### Problem details
Apart from the pictures, every entry below must be given again exactly.

### Data provided

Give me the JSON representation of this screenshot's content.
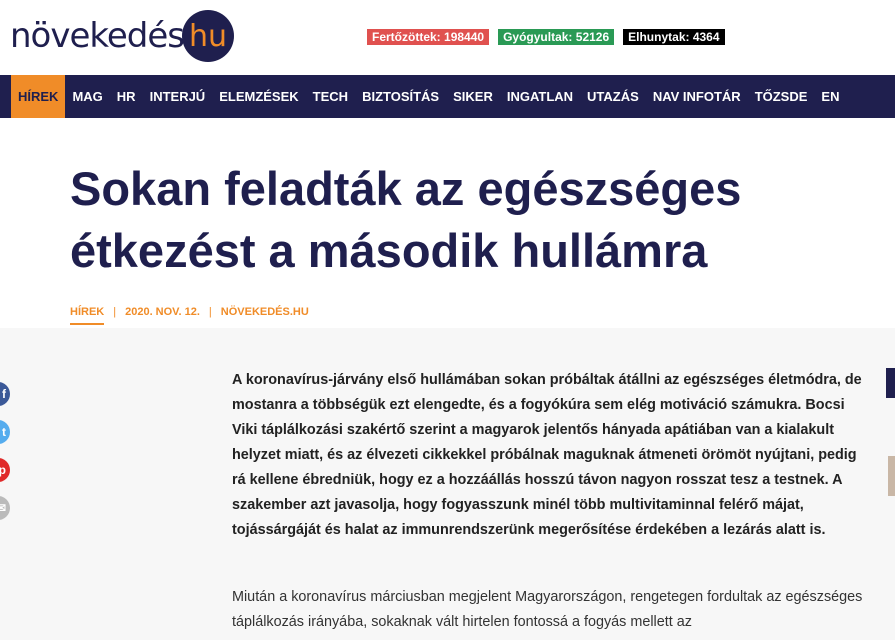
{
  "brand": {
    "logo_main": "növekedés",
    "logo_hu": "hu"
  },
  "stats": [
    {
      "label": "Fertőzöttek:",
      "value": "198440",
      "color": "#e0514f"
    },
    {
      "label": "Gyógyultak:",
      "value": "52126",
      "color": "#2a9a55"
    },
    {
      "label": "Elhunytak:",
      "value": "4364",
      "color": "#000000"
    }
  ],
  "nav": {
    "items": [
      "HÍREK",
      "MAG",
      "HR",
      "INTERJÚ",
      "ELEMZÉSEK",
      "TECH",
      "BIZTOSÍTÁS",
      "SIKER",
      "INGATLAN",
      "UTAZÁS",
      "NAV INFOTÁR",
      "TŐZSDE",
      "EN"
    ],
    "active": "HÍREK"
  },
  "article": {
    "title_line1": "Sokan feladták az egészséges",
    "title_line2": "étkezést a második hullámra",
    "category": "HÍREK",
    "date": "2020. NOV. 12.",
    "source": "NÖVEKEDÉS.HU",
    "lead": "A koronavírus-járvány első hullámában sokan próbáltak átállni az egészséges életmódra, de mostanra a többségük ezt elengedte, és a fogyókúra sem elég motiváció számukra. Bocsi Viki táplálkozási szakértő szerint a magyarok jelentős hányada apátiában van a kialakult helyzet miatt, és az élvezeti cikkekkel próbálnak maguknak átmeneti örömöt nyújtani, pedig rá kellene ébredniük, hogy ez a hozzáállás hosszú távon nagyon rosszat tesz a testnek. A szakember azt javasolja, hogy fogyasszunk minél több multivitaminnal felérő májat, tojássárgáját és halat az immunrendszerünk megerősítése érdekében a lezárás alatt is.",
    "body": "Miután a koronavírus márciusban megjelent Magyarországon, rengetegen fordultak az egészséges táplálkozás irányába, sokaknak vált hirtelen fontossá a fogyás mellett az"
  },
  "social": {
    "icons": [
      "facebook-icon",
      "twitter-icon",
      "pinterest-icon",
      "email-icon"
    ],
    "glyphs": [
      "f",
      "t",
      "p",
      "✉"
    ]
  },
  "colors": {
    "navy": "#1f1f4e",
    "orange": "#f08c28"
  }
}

### Response below
Give me the JSON representation of this screenshot's content.
{
  "brand": {
    "logo_main": "növekedés",
    "logo_hu": "hu"
  },
  "stats": [
    {
      "label": "Fertőzöttek:",
      "value": "198440",
      "color": "#e0514f"
    },
    {
      "label": "Gyógyultak:",
      "value": "52126",
      "color": "#2a9a55"
    },
    {
      "label": "Elhunytak:",
      "value": "4364",
      "color": "#000000"
    }
  ],
  "nav": {
    "items": [
      "HÍREK",
      "MAG",
      "HR",
      "INTERJÚ",
      "ELEMZÉSEK",
      "TECH",
      "BIZTOSÍTÁS",
      "SIKER",
      "INGATLAN",
      "UTAZÁS",
      "NAV INFOTÁR",
      "TŐZSDE",
      "EN"
    ],
    "active": "HÍREK"
  },
  "article": {
    "title_line1": "Sokan feladták az egészséges",
    "title_line2": "étkezést a második hullámra",
    "category": "HÍREK",
    "date": "2020. NOV. 12.",
    "source": "NÖVEKEDÉS.HU",
    "lead": "A koronavírus-járvány első hullámában sokan próbáltak átállni az egészséges életmódra, de mostanra a többségük ezt elengedte, és a fogyókúra sem elég motiváció számukra. Bocsi Viki táplálkozási szakértő szerint a magyarok jelentős hányada apátiában van a kialakult helyzet miatt, és az élvezeti cikkekkel próbálnak maguknak átmeneti örömöt nyújtani, pedig rá kellene ébredniük, hogy ez a hozzáállás hosszú távon nagyon rosszat tesz a testnek. A szakember azt javasolja, hogy fogyasszunk minél több multivitaminnal felérő májat, tojássárgáját és halat az immunrendszerünk megerősítése érdekében a lezárás alatt is.",
    "body": "Miután a koronavírus márciusban megjelent Magyarországon, rengetegen fordultak az egészséges táplálkozás irányába, sokaknak vált hirtelen fontossá a fogyás mellett az"
  },
  "social": {
    "icons": [
      "facebook-icon",
      "twitter-icon",
      "pinterest-icon",
      "email-icon"
    ],
    "glyphs": [
      "f",
      "t",
      "p",
      "✉"
    ]
  },
  "colors": {
    "navy": "#1f1f4e",
    "orange": "#f08c28"
  }
}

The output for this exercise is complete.